▼

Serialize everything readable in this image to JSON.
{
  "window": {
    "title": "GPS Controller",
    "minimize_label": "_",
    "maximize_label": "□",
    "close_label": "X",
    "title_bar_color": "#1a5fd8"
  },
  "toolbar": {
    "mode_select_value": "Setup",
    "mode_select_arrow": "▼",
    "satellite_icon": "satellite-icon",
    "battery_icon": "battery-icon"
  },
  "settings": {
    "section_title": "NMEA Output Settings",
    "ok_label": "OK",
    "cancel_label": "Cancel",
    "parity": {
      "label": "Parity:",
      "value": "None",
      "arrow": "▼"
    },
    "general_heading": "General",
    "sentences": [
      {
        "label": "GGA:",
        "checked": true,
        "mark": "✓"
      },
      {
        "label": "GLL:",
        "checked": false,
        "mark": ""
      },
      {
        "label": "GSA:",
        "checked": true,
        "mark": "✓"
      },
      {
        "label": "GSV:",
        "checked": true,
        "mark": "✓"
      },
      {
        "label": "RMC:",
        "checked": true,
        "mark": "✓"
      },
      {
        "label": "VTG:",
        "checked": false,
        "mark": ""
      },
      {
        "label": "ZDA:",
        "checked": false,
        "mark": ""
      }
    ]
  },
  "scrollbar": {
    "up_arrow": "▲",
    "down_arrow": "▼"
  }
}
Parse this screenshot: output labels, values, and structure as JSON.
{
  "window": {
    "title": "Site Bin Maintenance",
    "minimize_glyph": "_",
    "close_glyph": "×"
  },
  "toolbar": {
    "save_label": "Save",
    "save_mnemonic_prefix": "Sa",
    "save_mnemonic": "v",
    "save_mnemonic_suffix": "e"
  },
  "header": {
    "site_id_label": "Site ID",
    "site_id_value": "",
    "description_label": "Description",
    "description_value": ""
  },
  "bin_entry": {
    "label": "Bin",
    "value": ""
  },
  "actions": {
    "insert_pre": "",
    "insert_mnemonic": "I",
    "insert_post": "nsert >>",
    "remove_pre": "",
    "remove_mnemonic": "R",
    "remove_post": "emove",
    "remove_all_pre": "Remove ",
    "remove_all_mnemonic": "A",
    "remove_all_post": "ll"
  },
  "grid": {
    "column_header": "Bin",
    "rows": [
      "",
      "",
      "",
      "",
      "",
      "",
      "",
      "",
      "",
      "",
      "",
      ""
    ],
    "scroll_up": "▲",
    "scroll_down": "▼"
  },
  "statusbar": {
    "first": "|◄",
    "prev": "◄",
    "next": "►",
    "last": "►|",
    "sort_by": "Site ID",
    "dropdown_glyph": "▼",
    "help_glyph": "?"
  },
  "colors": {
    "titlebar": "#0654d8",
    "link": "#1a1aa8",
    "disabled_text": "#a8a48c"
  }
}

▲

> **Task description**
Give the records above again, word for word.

> **Your response**
Serialize everything readable in this image to JSON.
{
  "window": {
    "title": "GPS Controller",
    "minimize_label": "_",
    "maximize_label": "□",
    "close_label": "X",
    "title_bar_color": "#1a5fd8"
  },
  "toolbar": {
    "mode_select_value": "Setup",
    "mode_select_arrow": "▼",
    "satellite_icon": "satellite-icon",
    "battery_icon": "battery-icon"
  },
  "settings": {
    "section_title": "NMEA Output Settings",
    "ok_label": "OK",
    "cancel_label": "Cancel",
    "parity": {
      "label": "Parity:",
      "value": "None",
      "arrow": "▼"
    },
    "general_heading": "General",
    "sentences": [
      {
        "label": "GGA:",
        "checked": true,
        "mark": "✓"
      },
      {
        "label": "GLL:",
        "checked": false,
        "mark": ""
      },
      {
        "label": "GSA:",
        "checked": true,
        "mark": "✓"
      },
      {
        "label": "GSV:",
        "checked": true,
        "mark": "✓"
      },
      {
        "label": "RMC:",
        "checked": true,
        "mark": "✓"
      },
      {
        "label": "VTG:",
        "checked": false,
        "mark": ""
      },
      {
        "label": "ZDA:",
        "checked": false,
        "mark": ""
      }
    ]
  },
  "scrollbar": {
    "up_arrow": "▲",
    "down_arrow": "▼"
  }
}
Parse this screenshot: output labels, values, and structure as JSON.
{
  "window": {
    "title": "Site Bin Maintenance",
    "minimize_glyph": "_",
    "close_glyph": "×"
  },
  "toolbar": {
    "save_label": "Save",
    "save_mnemonic_prefix": "Sa",
    "save_mnemonic": "v",
    "save_mnemonic_suffix": "e"
  },
  "header": {
    "site_id_label": "Site ID",
    "site_id_value": "",
    "description_label": "Description",
    "description_value": ""
  },
  "bin_entry": {
    "label": "Bin",
    "value": ""
  },
  "actions": {
    "insert_pre": "",
    "insert_mnemonic": "I",
    "insert_post": "nsert >>",
    "remove_pre": "",
    "remove_mnemonic": "R",
    "remove_post": "emove",
    "remove_all_pre": "Remove ",
    "remove_all_mnemonic": "A",
    "remove_all_post": "ll"
  },
  "grid": {
    "column_header": "Bin",
    "rows": [
      "",
      "",
      "",
      "",
      "",
      "",
      "",
      "",
      "",
      "",
      "",
      ""
    ],
    "scroll_up": "▲",
    "scroll_down": "▼"
  },
  "statusbar": {
    "first": "|◄",
    "prev": "◄",
    "next": "►",
    "last": "►|",
    "sort_by": "Site ID",
    "dropdown_glyph": "▼",
    "help_glyph": "?"
  },
  "colors": {
    "titlebar": "#0654d8",
    "link": "#1a1aa8",
    "disabled_text": "#a8a48c"
  }
}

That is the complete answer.